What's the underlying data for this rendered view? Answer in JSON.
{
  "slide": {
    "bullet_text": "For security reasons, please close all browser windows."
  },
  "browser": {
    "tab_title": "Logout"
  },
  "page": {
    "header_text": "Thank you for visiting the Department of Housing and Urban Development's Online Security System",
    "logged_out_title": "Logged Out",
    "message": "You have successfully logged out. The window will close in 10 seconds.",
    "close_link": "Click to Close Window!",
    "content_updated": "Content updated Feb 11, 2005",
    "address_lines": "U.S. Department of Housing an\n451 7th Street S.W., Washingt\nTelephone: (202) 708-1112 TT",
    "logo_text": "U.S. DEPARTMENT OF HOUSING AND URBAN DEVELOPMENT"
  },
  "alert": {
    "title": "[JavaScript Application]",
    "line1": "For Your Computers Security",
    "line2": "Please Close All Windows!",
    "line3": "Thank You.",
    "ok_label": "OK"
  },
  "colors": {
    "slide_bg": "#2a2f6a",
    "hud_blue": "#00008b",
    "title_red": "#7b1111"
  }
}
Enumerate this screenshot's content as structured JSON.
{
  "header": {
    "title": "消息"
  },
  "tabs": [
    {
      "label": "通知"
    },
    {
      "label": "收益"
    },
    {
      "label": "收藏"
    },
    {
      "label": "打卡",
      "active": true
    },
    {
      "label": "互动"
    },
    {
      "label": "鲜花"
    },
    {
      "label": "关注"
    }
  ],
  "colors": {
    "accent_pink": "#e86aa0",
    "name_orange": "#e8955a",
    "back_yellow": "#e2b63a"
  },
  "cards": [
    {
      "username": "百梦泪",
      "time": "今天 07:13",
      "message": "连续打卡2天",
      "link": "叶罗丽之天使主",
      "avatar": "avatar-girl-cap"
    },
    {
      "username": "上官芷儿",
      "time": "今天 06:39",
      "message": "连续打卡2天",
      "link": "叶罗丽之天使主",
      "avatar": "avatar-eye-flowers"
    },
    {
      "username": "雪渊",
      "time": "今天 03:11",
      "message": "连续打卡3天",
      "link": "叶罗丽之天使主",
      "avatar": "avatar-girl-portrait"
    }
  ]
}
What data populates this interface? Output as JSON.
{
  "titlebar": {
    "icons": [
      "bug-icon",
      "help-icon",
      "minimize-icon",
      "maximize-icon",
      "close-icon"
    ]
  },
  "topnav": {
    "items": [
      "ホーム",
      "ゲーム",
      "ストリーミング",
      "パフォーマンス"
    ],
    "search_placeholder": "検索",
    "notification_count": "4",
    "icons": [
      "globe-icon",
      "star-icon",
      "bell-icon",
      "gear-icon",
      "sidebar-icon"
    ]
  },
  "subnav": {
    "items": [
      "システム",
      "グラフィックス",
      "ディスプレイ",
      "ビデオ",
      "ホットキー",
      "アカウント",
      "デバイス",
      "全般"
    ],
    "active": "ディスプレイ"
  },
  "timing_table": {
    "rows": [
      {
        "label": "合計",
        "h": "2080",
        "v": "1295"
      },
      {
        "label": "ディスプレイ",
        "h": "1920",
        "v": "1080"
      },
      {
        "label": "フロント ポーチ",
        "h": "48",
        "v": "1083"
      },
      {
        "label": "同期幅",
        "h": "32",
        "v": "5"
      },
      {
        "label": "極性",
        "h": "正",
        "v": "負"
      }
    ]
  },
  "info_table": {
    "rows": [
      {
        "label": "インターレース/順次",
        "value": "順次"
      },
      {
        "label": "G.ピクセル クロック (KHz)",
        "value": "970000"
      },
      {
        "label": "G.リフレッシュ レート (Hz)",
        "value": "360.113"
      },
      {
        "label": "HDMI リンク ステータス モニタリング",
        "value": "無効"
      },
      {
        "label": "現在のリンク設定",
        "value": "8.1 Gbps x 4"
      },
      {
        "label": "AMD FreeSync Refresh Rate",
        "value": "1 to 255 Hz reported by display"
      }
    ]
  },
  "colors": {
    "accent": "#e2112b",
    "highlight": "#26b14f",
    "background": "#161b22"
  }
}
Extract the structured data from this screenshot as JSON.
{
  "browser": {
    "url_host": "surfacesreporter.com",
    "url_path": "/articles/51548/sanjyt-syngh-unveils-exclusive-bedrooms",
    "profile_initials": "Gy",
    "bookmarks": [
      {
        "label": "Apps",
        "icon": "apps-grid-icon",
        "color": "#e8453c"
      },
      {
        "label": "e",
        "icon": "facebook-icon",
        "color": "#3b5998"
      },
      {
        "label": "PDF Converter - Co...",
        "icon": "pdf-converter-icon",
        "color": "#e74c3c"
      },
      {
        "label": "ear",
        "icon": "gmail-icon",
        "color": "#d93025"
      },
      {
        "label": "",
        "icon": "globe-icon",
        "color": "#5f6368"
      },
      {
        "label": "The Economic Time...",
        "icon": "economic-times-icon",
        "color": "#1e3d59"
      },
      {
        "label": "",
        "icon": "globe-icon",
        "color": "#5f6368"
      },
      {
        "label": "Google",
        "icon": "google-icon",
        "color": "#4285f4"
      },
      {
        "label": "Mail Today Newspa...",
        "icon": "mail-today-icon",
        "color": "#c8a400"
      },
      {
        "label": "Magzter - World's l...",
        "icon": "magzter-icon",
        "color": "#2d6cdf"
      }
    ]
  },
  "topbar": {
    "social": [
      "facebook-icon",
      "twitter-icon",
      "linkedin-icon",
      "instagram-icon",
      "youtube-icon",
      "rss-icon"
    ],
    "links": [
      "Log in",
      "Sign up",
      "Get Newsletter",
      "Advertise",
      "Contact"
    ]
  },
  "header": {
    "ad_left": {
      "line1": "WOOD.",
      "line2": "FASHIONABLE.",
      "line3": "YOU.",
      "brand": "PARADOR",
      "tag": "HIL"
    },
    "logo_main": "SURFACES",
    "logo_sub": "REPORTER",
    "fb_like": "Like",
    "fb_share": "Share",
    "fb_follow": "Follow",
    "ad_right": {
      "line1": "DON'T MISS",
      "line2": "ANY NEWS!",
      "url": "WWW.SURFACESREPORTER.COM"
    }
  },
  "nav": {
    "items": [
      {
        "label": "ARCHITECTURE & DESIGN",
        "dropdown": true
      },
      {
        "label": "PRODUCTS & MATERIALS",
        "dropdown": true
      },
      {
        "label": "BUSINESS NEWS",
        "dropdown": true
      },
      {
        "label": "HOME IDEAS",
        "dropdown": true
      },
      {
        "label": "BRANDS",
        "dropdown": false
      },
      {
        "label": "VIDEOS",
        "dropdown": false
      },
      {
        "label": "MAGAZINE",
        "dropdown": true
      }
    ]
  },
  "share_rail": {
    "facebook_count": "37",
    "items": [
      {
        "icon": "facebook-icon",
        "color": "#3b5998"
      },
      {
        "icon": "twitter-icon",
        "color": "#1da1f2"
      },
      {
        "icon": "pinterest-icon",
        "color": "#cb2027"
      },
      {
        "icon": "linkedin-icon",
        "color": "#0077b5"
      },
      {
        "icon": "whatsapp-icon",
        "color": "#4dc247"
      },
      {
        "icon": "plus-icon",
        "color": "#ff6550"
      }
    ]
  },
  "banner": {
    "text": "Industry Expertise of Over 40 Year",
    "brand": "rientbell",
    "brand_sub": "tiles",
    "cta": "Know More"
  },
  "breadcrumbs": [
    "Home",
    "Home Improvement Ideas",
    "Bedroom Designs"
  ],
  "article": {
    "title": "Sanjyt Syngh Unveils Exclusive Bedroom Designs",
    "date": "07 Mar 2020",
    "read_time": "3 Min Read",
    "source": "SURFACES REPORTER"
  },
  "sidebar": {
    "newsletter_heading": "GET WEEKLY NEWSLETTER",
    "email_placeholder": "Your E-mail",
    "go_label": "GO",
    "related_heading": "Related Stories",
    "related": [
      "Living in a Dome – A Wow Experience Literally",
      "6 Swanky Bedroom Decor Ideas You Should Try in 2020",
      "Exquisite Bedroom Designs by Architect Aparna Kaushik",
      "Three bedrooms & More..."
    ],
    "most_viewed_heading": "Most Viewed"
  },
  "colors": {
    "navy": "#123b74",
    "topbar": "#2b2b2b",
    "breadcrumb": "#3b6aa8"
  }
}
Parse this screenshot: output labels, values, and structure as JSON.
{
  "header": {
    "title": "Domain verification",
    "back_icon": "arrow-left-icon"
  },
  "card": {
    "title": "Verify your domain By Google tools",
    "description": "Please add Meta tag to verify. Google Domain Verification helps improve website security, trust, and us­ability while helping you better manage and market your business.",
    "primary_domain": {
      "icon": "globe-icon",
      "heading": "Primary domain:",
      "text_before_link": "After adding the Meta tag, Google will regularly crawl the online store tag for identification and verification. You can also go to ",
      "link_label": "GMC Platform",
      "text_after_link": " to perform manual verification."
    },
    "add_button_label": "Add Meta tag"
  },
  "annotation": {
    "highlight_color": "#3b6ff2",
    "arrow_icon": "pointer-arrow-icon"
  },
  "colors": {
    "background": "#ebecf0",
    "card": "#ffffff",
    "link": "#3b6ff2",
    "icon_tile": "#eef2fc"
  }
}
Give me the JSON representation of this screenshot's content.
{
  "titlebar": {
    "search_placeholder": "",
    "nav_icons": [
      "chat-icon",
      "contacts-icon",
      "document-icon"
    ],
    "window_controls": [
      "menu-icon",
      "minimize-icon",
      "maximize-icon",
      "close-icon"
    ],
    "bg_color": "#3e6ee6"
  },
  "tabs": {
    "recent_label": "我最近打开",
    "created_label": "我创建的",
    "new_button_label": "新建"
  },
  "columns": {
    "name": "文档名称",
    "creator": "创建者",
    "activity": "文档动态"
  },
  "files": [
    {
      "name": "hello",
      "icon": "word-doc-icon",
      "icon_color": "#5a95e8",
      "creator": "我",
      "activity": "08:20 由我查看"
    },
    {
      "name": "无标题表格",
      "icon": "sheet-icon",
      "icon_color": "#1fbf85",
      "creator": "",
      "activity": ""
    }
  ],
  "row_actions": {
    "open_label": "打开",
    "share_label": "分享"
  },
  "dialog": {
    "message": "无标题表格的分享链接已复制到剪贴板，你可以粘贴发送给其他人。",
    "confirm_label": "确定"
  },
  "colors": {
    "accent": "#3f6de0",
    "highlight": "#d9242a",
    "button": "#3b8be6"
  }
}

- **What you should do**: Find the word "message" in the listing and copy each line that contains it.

- **Task output**:
    "message": "You have successfully logged out. The window will close in 10 seconds.",
      "message": "连续打卡2天",
      "message": "连续打卡2天",
      "message": "连续打卡3天",
    "message": "无标题表格的分享链接已复制到剪贴板，你可以粘贴发送给其他人。",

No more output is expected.